My answer is closets.
The previous owners of the first house my husband and I purchased were a married couple with five children. This house was built around 1925, was approximately 1400 square feet and had a tiny kitchen with a small pantry, one and a half bathrooms, an unfinished basement with a washer and dryer, a fairly good-sized master bedroom with a small portico for a crib, two very tiny bedrooms that could barely fit a double bed, and nothing but an unattached shed for a “garage.”
Five children. Do the math: three in one bedroom and two in another. Lets say the children were spread out in age, and the older one moved out. Then we’ve still got two children in each tiny bedroom. With even tinier closets.
So think about it. This family of 7 lived in a place with miniscule closets, very few kitchen cupboards and small pantry (only enough room to hold the necessary pots and pans and food for five growing children), one full bathroom for all to share, a small yard with petite flower garden and cement patio, and no garage or finished basement. And closets that could only hold essentials, and very few of them. Block upon city block contained families living in the exact same way.
So what did this mode of living instill? Frugality and simplicity (no large or extra rooms with large and extra closets); playing outside as there wasn’t much space for numerous toys and inside diversions); good health and physical fitness (from playing outside); knowing the neighbors (from playing outside); creativity and "critical thinking" skills (from playing outside and inventing ways to entertain themselves); cooperation (from having to share a closet—not to mention the use of a bathroom—with other people); less self-centeredness and entitlement (from, again, having to share a closet, a bedroom and a bathroom--and TV if there was one); the understanding that owning one of most things is enough: one car, one blanket per bed, one dinner plate per person (and perhaps a set of “fine china,” a wedding gift, tucked away in the built-in-hutch) and one bicycle per child.
Those were also the days of purpose-driven clothing, which meant that, for a family as I am describing here, each child had one or two sets of good clothes for school, one set of Sunday clothes for church and one set of play clothes for outside. With two or three children sharing a roughly four-foot by two-foot closet, clothes had to be kept to a minimum.
It’s not that people didn’t shop back then. It’s that they tended to shop with a purpose, and only then. I think the disposable spending resulting from disposable income today would be shockingly illogical to this family of seven whose house we bought.

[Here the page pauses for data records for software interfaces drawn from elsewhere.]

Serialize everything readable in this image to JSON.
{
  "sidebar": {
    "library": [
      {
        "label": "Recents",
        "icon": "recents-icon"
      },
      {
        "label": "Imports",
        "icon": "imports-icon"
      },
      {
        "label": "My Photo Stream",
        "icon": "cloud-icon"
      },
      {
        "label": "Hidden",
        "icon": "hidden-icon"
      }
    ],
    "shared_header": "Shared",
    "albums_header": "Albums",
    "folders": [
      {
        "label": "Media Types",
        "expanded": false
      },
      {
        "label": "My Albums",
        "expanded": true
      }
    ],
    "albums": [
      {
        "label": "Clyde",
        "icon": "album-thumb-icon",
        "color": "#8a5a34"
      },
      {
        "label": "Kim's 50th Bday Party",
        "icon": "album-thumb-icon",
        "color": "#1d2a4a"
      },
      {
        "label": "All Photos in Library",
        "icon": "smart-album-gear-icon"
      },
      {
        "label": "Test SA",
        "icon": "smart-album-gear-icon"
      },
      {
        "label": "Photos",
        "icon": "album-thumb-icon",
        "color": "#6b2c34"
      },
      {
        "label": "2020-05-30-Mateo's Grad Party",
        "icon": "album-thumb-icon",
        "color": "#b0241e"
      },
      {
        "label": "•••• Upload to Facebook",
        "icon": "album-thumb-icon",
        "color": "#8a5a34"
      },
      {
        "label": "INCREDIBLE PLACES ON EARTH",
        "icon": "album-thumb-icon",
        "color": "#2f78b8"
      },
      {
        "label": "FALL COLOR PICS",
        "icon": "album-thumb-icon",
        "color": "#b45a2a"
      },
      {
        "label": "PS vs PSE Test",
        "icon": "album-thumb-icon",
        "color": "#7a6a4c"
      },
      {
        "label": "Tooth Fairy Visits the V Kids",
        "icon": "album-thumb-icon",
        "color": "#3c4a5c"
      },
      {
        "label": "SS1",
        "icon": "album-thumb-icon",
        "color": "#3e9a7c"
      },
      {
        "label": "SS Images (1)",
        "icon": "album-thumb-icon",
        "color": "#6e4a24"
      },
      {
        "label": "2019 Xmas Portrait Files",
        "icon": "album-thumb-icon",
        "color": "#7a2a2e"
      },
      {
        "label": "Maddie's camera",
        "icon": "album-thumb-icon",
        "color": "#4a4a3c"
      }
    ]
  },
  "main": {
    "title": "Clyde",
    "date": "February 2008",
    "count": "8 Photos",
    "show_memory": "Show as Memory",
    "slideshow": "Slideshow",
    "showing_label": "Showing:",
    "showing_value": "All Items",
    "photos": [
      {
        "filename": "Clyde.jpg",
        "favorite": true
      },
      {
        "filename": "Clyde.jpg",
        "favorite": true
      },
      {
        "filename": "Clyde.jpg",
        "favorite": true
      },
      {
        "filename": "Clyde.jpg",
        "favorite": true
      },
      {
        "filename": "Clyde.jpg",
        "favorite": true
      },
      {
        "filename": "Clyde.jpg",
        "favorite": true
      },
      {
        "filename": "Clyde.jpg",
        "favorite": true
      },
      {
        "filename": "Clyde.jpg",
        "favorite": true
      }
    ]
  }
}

There were enough time-consuming responsibilities at home without adding mindless, impulsive shopping for yet more stuff into the mix (and no place to put it anyway).
One final chracteristic to note about this 1925 house and the family that lived there for decades is that, at the time we bought the house, it had the same wallpaper, carpeting, window coverings, etc. that it had had for probably the majority of its life. My husband and I had at first snickered at this, and then grumbled as we removed carpeting and old ceiling tiles in the renovation. But now, looking back, I respect that husband and wife for not remodeling and redecorating every few years as people tend to do today. No “Man Caves” were installed in the basement; no new cupboards in the kitchen. This had been the era of “if it ain’t broke, don’t fix it” and “make do with what you have.” It was called appreciation and gratefulness, something I am utterly convinced is lost on the current culture.
Subsequently, we are people with full-to-bursting closets who use our “free” time to enter big box closets to obtain more of what we already have but are not satisfied with at home.
“Do not store up for yourselves treasures on earth, where moths and vermin destroy, and where thieves break in and steal. But store up for yourselves treasures in heaven, where moths and vermin do not destroy, and where thieves do not break in and steal. For where your treasure is, there your heart will be also.” Matthew 6:19-21